Lecturer: Zhigang Li
Hukou and Inequality
• Question: How does a change in Hukou status
from rural to urban affect a person’s investment
in human capital and labor market performance?
– Do people who obtain an urban hukou late in their lives
do worse than those who obtain urban hukou earlier?
• Answering the question may help us understand:
– Urban-rural income differential
– Income differential between recent and early hukou
The Hukou System
• The implementation of the hukou system is
supported by the ration system established in
– Under the ration system, basic staples such as grain,
meat, cooking oil, sugar and cotton could be bought only
in state-run stores using ration coupons.
– Rural residents were excluded from the ration system
and were expected to be self-sufficient in food.

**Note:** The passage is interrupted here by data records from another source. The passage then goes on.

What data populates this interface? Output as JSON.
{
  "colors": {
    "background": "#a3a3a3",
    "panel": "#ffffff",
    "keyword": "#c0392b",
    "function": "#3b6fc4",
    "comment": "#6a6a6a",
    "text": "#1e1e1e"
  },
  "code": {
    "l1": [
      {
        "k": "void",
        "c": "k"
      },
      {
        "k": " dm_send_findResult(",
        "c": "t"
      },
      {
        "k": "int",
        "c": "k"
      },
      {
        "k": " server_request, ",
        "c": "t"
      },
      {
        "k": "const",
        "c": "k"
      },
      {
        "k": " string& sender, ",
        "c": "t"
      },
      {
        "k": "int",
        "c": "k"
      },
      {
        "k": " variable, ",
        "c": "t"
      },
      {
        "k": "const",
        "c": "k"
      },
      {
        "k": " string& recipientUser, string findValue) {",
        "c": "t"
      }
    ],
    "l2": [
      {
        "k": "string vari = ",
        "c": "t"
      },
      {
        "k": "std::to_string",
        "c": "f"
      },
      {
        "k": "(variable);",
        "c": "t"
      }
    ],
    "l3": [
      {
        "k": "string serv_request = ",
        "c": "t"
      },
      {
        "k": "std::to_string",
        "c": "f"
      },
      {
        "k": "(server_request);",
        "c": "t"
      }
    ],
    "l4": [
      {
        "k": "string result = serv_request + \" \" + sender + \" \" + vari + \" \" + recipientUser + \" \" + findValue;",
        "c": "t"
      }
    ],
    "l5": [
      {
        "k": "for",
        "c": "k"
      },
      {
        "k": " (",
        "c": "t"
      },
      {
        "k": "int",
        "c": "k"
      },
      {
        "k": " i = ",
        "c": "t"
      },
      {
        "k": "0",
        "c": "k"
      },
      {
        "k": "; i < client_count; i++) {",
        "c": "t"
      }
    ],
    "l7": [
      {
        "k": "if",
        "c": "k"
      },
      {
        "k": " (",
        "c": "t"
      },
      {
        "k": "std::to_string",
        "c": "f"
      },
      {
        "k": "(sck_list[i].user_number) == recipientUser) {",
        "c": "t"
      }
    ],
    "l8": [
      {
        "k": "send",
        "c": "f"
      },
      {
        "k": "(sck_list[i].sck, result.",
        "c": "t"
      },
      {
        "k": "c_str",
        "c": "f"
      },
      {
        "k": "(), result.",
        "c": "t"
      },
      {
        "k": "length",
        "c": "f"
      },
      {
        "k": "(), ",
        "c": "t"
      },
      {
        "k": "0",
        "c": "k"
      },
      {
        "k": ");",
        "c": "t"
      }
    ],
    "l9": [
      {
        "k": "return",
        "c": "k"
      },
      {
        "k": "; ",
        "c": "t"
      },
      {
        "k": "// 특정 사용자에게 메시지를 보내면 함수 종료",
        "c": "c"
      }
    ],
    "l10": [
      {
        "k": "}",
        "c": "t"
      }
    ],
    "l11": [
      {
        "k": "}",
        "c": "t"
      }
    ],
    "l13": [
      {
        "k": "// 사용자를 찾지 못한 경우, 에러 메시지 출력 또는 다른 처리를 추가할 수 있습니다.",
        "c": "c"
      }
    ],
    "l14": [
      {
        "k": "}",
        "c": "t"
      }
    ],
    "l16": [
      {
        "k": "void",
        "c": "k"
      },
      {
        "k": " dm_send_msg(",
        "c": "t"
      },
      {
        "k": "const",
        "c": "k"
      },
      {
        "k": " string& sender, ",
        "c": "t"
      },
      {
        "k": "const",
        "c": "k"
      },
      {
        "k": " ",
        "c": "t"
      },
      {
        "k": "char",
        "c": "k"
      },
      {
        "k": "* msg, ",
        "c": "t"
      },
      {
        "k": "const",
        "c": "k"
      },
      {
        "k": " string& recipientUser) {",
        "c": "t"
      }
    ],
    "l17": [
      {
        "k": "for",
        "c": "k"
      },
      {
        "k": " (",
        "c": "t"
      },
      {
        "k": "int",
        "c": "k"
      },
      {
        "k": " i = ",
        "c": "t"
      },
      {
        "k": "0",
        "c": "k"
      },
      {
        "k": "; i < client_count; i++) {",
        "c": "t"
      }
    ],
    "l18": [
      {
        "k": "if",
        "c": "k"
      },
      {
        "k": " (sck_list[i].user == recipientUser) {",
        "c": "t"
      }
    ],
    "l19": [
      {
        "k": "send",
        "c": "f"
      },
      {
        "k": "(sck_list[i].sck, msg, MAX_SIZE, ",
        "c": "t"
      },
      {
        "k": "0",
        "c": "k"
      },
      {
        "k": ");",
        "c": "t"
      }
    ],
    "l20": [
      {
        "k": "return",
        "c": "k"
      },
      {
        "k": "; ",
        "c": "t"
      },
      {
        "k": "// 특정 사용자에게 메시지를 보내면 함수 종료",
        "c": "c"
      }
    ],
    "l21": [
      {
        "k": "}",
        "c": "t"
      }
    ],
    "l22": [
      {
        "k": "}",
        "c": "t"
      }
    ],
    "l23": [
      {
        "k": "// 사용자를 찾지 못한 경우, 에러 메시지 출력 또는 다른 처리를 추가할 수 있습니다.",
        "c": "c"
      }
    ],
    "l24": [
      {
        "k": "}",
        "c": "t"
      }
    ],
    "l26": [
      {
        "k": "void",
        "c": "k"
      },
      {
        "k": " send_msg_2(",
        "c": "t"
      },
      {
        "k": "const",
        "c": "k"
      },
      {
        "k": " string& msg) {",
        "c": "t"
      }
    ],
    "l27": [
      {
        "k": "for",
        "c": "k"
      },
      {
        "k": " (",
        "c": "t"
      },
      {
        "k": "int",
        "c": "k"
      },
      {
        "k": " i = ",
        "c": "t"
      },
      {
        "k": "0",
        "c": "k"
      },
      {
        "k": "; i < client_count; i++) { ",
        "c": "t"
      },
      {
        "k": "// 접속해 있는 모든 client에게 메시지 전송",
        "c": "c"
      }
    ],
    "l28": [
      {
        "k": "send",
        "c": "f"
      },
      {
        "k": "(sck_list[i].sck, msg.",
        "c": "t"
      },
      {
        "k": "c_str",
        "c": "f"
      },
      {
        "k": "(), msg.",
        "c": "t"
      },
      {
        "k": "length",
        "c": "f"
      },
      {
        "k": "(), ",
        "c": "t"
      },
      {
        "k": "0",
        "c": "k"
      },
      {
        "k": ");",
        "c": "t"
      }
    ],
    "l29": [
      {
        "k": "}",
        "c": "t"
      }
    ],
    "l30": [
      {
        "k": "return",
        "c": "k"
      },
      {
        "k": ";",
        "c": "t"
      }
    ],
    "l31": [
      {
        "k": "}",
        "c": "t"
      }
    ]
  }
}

• Another important contributing factor to the
hukou system is the state control of urban
• Since 1990, the hukou system has become more
flexible. New types of residential registration
forms (administered by local governments) were
– Temporary residential permit
– Blue-stamp hukou (blue card): Mainly issued to investors,
buyers of property, and professionals, the blue-stamp
hukou functions more like the regular hukou.
– A direct purchase of an urban hukou also became
possible in recent years. Between 1990 and 1994, local
government sold about 3 million hukou at an average
price of 8300 yuan a piece.
– Rural hukou holders can now attend schools in urban
cities, but they need to pay fees and tuitions
• Chinese Household Income Project 1995
• All the urban individuals in the sample had urban
hukou in 1995, although they obtained it at
– Most of the individuals obtained urban resident status
within three years of birth. About 20% received urban
hukou after 15 (middle school).
• The policy denies the rural population access to
quality education, resulting in lower educational
attainment by rural residents relative to their
• The hukou system deprives the rural population
access to urban employment that rewards
education more than does rural employment.
• By differentiating opportunity structures for
rural and urban population, the hukou system may
be a major cause of rural-urban disparity.
Impact of Removing Hukou
(Whalley and Zhang, 2004)
• Method: Calibrate an economic model
to base case data and then remove
migration restrictions. Inequality
changes can then be calculated.
Experiment 1: Remove
– Significant migration from rural to
urban (200-600 million).
– Rural wage increase. Urban wage fall. No
inequality in equilibrium.
– Total output increase slightly.
Experiment 2: Allow for
• Inequality decrease after the
migration barriers are abolished.
• Significant inequality remains.
Experiment 3: Allow for
Housing Prices to Change
• People migrate from poor to rich regions.
• The migration magnitude is relatively small
because housing prices increase in region
• Inequality may increase in regions with
migrants due to increased housing prices.
Occupational Segregation between
Natives and Immigrants in Hong Kong
(Liu et al., 2004)
• Hong Kong is a society of immigrants
– In 1996, 60% of HK workforce were native born. About
33% are immigrants from mainland China.
– Between 1898 and 1950, Chinese citizens could freely
enter and leave HK.
– Between 1950 and 1979, strict rules were enforced
forbidding people migrating to HK, but people who
successfully reached HK will be allowed to stay.
– After 1979, illegal migrants to HK were sent back.
Theory of Occupational
• Poor job matching for new
• Schooling of immigrants is not the
same as schooling of natives.
• Discrimination against immigrants.
Empirical Findings I
• If the immigrants were to face the same
occupation structure as the natives:
– The proportions of immigrants who would be
managers/administrators, professionals and associate
professionals (about 5%), clerks and plant operators
– Immigrants who would be service, craft or elementary
workers would fall.
Empirical Findings II
• As the duration of residence rises from less than
5 years to more than 20 years, occupational
segregation declines from 22% to 5%.
• Occupational segregation is found to be non-
existent for immigrants who came to HK before
10 years old. For immigrants who came to HK when
they were over 20 years old, occupational
segregation is around 15% of wage differentials.